Consider this: 50 percent of sugar is fructose, 55 percent of high-fructose corn syrup (HFCS) is fructose, and 50 to 70 percent of agave nectar is fructose.
This is all dangerous because the fructose from these sugar sources is not getting digested with the fibre found in fruits. So although the sugar found in fruit is 70 percent fructose, it is not toxic for us since fruit fibre helps to digest it. Fibre is nature’s antidote for fructose.
Most North Americans are getting their fructose fix from soda, juice, chocolate milk, ice cream, cookies, and cake. It is also added into many processed foods to make them taste better. Because HFCS is inexpensive, it is easy to load up food with it.

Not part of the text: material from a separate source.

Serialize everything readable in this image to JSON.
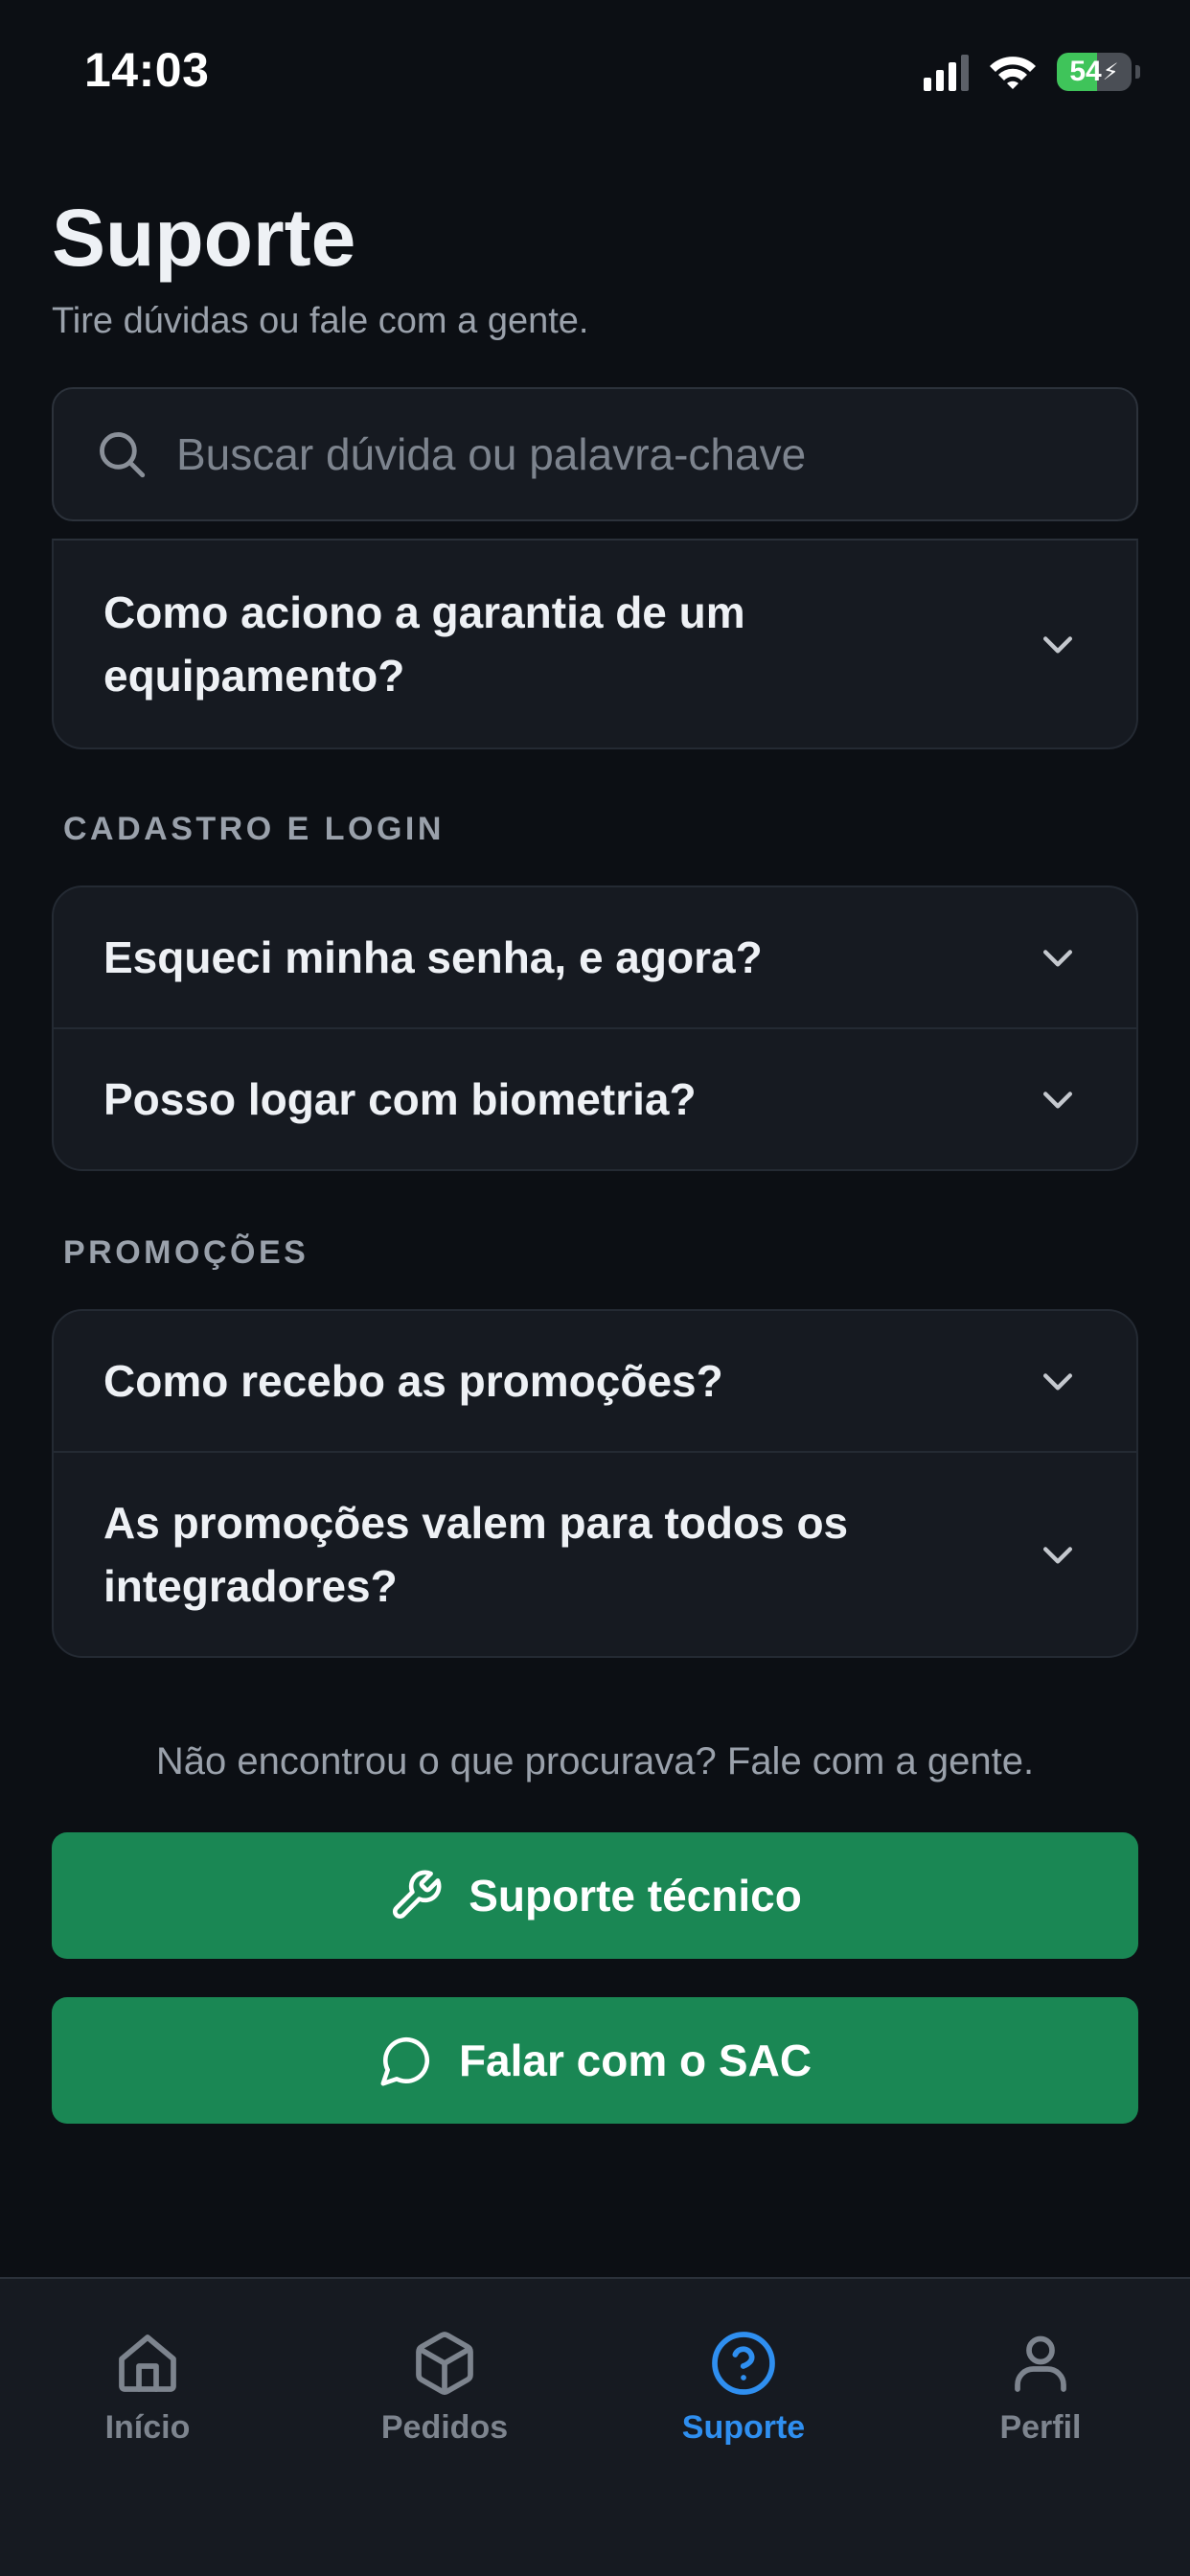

In 2009, Dr. Lustig helped the American Heart Association rewrite the guidelines for the recommended daily limit on sugar intake. The association now recommends limiting daily sugar intake to 9 teaspoons for men and 6 teaspoons for women. Having more than that is considered toxic.
Cutting out sugar
After learning about how toxic sugar was and how prevalent it was in our diets, I went on a mission to cut it out. To keep it simple, I started with HFCS. I noticed that it was in much of the treats I loved, including light ice cream, whole wheat bread, and “healthy” morning cereals.
I thought I had been doing so well since I was eating whole wheat bread and only indulging in a 160-calorie daily treat, but in fact, if Dr. Lustig is correct, I was slowly poisoning myself (and my kids).
So out went the bread and cereal with the HFCS. Out went the light ice cream since the only alternative to light ice cream with HFCS was light ice cream with artificial sweeteners, which I do not advocate.
I got into making baked apples with cinnamon or baked blueberries with coconut. That hit my sweet tooth and cut my cravings for more dessert. As a result, I lost the last 6 lbs I had been struggling with for years.
Tysan Lerner is a certified health coach and personal trainer. She helps women attain their body and beauty goals without starving themselves or spending hours at the gym. Her website is www.lavendermamas.com